RECORDS
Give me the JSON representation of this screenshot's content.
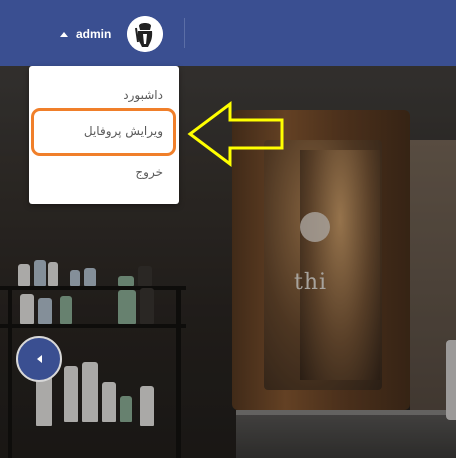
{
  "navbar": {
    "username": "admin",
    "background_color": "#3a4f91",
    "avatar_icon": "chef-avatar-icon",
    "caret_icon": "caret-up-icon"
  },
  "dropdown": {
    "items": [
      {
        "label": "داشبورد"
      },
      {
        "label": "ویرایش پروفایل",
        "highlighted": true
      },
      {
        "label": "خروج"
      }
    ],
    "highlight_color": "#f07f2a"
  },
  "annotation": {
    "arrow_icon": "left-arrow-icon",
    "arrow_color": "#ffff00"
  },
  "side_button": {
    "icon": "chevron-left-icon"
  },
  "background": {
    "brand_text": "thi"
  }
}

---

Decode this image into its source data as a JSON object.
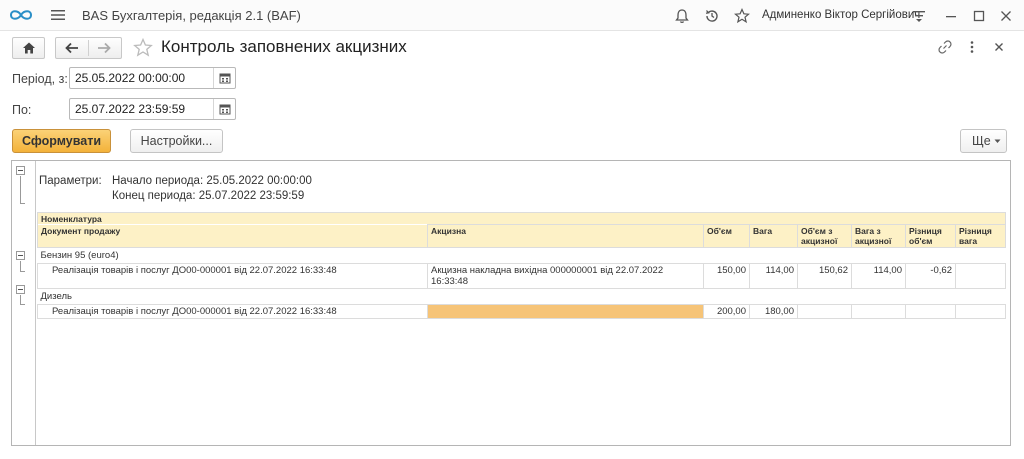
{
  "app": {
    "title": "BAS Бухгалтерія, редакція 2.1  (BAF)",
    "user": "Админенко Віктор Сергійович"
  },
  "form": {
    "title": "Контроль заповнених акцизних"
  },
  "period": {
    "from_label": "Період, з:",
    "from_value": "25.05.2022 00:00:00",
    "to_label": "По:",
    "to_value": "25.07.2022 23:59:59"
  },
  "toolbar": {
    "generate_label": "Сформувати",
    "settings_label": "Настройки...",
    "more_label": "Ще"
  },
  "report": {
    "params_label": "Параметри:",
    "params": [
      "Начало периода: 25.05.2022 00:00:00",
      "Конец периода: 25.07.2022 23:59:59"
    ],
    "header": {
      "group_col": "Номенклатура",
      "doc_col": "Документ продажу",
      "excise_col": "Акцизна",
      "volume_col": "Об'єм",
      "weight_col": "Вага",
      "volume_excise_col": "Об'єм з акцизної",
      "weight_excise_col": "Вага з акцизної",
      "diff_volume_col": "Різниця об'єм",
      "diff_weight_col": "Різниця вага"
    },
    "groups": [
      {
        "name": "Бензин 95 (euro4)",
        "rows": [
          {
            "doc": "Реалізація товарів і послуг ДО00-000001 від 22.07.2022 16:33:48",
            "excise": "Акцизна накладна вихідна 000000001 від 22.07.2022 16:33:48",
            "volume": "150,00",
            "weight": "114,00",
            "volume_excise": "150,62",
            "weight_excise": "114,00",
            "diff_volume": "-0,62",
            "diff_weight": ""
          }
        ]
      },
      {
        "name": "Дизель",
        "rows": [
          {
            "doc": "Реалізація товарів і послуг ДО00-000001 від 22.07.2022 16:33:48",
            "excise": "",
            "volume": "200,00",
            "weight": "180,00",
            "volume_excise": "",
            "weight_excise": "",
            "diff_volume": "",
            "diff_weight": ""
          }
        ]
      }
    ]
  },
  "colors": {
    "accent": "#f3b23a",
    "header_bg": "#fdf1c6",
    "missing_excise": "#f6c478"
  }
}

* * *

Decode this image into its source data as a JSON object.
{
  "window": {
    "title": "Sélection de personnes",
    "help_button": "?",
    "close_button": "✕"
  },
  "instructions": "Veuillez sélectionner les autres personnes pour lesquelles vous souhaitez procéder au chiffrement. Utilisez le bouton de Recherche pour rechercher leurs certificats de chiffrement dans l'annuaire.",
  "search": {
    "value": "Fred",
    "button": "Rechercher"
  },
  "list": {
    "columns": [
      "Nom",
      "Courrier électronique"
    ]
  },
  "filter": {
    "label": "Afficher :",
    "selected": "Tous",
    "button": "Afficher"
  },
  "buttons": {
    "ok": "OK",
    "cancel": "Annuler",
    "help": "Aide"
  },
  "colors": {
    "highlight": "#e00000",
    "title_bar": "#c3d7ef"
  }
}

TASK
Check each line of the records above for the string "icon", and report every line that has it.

THE COMPLETED TASK
    "avatar_icon": "chef-avatar-icon",
    "caret_icon": "caret-up-icon"
    "arrow_icon": "left-arrow-icon",
    "icon": "chevron-left-icon"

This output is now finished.